→ Problem description
Repeat each entry below exactly as it stands.

→ Source data
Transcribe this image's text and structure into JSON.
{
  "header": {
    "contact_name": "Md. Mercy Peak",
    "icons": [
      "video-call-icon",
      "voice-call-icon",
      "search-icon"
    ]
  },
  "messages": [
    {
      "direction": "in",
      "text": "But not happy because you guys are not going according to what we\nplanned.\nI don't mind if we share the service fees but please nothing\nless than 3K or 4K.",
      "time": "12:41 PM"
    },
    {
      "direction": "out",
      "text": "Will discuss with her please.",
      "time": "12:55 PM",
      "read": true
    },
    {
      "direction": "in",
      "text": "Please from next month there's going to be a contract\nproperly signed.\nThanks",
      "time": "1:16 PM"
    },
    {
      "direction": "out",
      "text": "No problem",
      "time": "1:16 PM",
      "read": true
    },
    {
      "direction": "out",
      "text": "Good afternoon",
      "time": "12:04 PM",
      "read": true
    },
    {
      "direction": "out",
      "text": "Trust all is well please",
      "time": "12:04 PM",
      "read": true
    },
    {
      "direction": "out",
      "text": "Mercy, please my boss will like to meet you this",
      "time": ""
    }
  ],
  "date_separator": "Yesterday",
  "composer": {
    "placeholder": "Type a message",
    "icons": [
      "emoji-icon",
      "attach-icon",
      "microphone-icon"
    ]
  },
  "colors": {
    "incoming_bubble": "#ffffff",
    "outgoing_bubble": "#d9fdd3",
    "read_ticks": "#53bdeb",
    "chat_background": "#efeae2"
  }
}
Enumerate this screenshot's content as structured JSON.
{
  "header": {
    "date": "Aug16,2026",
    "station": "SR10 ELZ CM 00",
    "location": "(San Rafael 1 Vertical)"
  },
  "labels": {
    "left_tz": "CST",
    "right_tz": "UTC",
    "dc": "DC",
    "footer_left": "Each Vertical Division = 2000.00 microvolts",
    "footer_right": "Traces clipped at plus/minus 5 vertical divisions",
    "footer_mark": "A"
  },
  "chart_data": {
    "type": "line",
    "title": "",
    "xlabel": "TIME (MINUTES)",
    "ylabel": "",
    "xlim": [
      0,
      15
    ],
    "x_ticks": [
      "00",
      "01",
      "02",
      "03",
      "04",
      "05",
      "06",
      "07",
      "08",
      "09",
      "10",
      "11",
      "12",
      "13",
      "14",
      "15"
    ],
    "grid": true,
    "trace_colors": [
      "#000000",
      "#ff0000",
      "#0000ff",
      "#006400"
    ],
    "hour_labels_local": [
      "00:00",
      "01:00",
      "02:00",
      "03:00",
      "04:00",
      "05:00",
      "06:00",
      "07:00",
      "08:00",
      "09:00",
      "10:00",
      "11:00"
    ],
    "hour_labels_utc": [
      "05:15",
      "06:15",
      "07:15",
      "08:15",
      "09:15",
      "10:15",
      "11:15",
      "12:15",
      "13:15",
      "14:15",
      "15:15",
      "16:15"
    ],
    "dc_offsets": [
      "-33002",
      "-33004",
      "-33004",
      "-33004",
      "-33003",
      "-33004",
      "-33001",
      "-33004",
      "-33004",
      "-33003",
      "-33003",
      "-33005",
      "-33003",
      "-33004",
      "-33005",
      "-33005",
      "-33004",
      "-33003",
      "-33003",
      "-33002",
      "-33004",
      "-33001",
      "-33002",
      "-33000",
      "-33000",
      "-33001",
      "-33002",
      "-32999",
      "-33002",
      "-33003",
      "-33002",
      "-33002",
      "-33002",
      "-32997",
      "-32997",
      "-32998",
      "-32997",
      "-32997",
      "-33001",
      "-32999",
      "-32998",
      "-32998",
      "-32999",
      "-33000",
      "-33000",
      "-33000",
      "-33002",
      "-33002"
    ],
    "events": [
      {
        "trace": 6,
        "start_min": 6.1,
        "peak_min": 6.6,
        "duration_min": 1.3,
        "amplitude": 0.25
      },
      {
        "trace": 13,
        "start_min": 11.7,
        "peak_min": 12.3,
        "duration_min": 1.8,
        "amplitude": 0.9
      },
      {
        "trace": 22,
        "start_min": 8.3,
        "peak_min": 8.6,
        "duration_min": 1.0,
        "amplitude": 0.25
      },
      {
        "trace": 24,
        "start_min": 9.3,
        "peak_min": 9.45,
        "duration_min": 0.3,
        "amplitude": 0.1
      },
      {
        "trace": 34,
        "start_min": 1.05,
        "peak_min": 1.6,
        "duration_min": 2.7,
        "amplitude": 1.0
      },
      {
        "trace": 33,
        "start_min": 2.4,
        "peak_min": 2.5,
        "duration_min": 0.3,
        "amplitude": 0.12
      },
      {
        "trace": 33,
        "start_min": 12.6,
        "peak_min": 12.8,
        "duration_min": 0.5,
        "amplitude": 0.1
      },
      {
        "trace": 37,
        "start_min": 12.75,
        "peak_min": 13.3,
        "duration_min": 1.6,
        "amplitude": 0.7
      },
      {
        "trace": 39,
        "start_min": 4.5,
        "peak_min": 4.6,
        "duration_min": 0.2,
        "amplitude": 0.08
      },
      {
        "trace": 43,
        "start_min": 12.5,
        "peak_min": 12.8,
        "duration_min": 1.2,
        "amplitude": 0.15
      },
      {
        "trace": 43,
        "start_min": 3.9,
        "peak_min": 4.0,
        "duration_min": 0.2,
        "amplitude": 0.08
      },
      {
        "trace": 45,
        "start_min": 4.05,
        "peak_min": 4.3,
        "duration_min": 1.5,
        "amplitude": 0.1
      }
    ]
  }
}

→ Exercise output
Transcribe this image's text and structure into JSON.
{
  "header": {
    "contact_name": "Md. Mercy Peak",
    "icons": [
      "video-call-icon",
      "voice-call-icon",
      "search-icon"
    ]
  },
  "messages": [
    {
      "direction": "in",
      "text": "But not happy because you guys are not going according to what we\nplanned.\nI don't mind if we share the service fees but please nothing\nless than 3K or 4K.",
      "time": "12:41 PM"
    },
    {
      "direction": "out",
      "text": "Will discuss with her please.",
      "time": "12:55 PM",
      "read": true
    },
    {
      "direction": "in",
      "text": "Please from next month there's going to be a contract\nproperly signed.\nThanks",
      "time": "1:16 PM"
    },
    {
      "direction": "out",
      "text": "No problem",
      "time": "1:16 PM",
      "read": true
    },
    {
      "direction": "out",
      "text": "Good afternoon",
      "time": "12:04 PM",
      "read": true
    },
    {
      "direction": "out",
      "text": "Trust all is well please",
      "time": "12:04 PM",
      "read": true
    },
    {
      "direction": "out",
      "text": "Mercy, please my boss will like to meet you this",
      "time": ""
    }
  ],
  "date_separator": "Yesterday",
  "composer": {
    "placeholder": "Type a message",
    "icons": [
      "emoji-icon",
      "attach-icon",
      "microphone-icon"
    ]
  },
  "colors": {
    "incoming_bubble": "#ffffff",
    "outgoing_bubble": "#d9fdd3",
    "read_ticks": "#53bdeb",
    "chat_background": "#efeae2"
  }
}
Enumerate this screenshot's content as structured JSON.
{
  "header": {
    "date": "Aug16,2026",
    "station": "SR10 ELZ CM 00",
    "location": "(San Rafael 1 Vertical)"
  },
  "labels": {
    "left_tz": "CST",
    "right_tz": "UTC",
    "dc": "DC",
    "footer_left": "Each Vertical Division = 2000.00 microvolts",
    "footer_right": "Traces clipped at plus/minus 5 vertical divisions",
    "footer_mark": "A"
  },
  "chart_data": {
    "type": "line",
    "title": "",
    "xlabel": "TIME (MINUTES)",
    "ylabel": "",
    "xlim": [
      0,
      15
    ],
    "x_ticks": [
      "00",
      "01",
      "02",
      "03",
      "04",
      "05",
      "06",
      "07",
      "08",
      "09",
      "10",
      "11",
      "12",
      "13",
      "14",
      "15"
    ],
    "grid": true,
    "trace_colors": [
      "#000000",
      "#ff0000",
      "#0000ff",
      "#006400"
    ],
    "hour_labels_local": [
      "00:00",
      "01:00",
      "02:00",
      "03:00",
      "04:00",
      "05:00",
      "06:00",
      "07:00",
      "08:00",
      "09:00",
      "10:00",
      "11:00"
    ],
    "hour_labels_utc": [
      "05:15",
      "06:15",
      "07:15",
      "08:15",
      "09:15",
      "10:15",
      "11:15",
      "12:15",
      "13:15",
      "14:15",
      "15:15",
      "16:15"
    ],
    "dc_offsets": [
      "-33002",
      "-33004",
      "-33004",
      "-33004",
      "-33003",
      "-33004",
      "-33001",
      "-33004",
      "-33004",
      "-33003",
      "-33003",
      "-33005",
      "-33003",
      "-33004",
      "-33005",
      "-33005",
      "-33004",
      "-33003",
      "-33003",
      "-33002",
      "-33004",
      "-33001",
      "-33002",
      "-33000",
      "-33000",
      "-33001",
      "-33002",
      "-32999",
      "-33002",
      "-33003",
      "-33002",
      "-33002",
      "-33002",
      "-32997",
      "-32997",
      "-32998",
      "-32997",
      "-32997",
      "-33001",
      "-32999",
      "-32998",
      "-32998",
      "-32999",
      "-33000",
      "-33000",
      "-33000",
      "-33002",
      "-33002"
    ],
    "events": [
      {
        "trace": 6,
        "start_min": 6.1,
        "peak_min": 6.6,
        "duration_min": 1.3,
        "amplitude": 0.25
      },
      {
        "trace": 13,
        "start_min": 11.7,
        "peak_min": 12.3,
        "duration_min": 1.8,
        "amplitude": 0.9
      },
      {
        "trace": 22,
        "start_min": 8.3,
        "peak_min": 8.6,
        "duration_min": 1.0,
        "amplitude": 0.25
      },
      {
        "trace": 24,
        "start_min": 9.3,
        "peak_min": 9.45,
        "duration_min": 0.3,
        "amplitude": 0.1
      },
      {
        "trace": 34,
        "start_min": 1.05,
        "peak_min": 1.6,
        "duration_min": 2.7,
        "amplitude": 1.0
      },
      {
        "trace": 33,
        "start_min": 2.4,
        "peak_min": 2.5,
        "duration_min": 0.3,
        "amplitude": 0.12
      },
      {
        "trace": 33,
        "start_min": 12.6,
        "peak_min": 12.8,
        "duration_min": 0.5,
        "amplitude": 0.1
      },
      {
        "trace": 37,
        "start_min": 12.75,
        "peak_min": 13.3,
        "duration_min": 1.6,
        "amplitude": 0.7
      },
      {
        "trace": 39,
        "start_min": 4.5,
        "peak_min": 4.6,
        "duration_min": 0.2,
        "amplitude": 0.08
      },
      {
        "trace": 43,
        "start_min": 12.5,
        "peak_min": 12.8,
        "duration_min": 1.2,
        "amplitude": 0.15
      },
      {
        "trace": 43,
        "start_min": 3.9,
        "peak_min": 4.0,
        "duration_min": 0.2,
        "amplitude": 0.08
      },
      {
        "trace": 45,
        "start_min": 4.05,
        "peak_min": 4.3,
        "duration_min": 1.5,
        "amplitude": 0.1
      }
    ]
  }
}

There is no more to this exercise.